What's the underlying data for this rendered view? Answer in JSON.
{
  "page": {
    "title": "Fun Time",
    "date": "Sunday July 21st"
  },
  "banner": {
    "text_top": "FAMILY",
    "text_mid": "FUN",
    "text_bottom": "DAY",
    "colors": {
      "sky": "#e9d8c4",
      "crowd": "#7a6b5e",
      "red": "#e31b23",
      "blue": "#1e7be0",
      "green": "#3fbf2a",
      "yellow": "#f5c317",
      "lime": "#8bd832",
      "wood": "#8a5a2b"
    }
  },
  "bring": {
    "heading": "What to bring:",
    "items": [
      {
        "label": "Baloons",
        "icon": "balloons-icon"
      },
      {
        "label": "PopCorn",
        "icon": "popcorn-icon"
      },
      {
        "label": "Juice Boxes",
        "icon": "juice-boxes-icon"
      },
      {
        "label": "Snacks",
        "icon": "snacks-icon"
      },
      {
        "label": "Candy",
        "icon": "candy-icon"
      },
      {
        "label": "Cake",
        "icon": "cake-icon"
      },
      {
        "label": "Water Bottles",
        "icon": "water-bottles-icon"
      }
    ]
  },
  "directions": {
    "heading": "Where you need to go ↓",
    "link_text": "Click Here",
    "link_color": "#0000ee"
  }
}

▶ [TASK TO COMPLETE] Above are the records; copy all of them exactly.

▶ [SOLUTION FOR THIS TASK]
What's the underlying data for this rendered view? Answer in JSON.
{
  "page": {
    "title": "Fun Time",
    "date": "Sunday July 21st"
  },
  "banner": {
    "text_top": "FAMILY",
    "text_mid": "FUN",
    "text_bottom": "DAY",
    "colors": {
      "sky": "#e9d8c4",
      "crowd": "#7a6b5e",
      "red": "#e31b23",
      "blue": "#1e7be0",
      "green": "#3fbf2a",
      "yellow": "#f5c317",
      "lime": "#8bd832",
      "wood": "#8a5a2b"
    }
  },
  "bring": {
    "heading": "What to bring:",
    "items": [
      {
        "label": "Baloons",
        "icon": "balloons-icon"
      },
      {
        "label": "PopCorn",
        "icon": "popcorn-icon"
      },
      {
        "label": "Juice Boxes",
        "icon": "juice-boxes-icon"
      },
      {
        "label": "Snacks",
        "icon": "snacks-icon"
      },
      {
        "label": "Candy",
        "icon": "candy-icon"
      },
      {
        "label": "Cake",
        "icon": "cake-icon"
      },
      {
        "label": "Water Bottles",
        "icon": "water-bottles-icon"
      }
    ]
  },
  "directions": {
    "heading": "Where you need to go ↓",
    "link_text": "Click Here",
    "link_color": "#0000ee"
  }
}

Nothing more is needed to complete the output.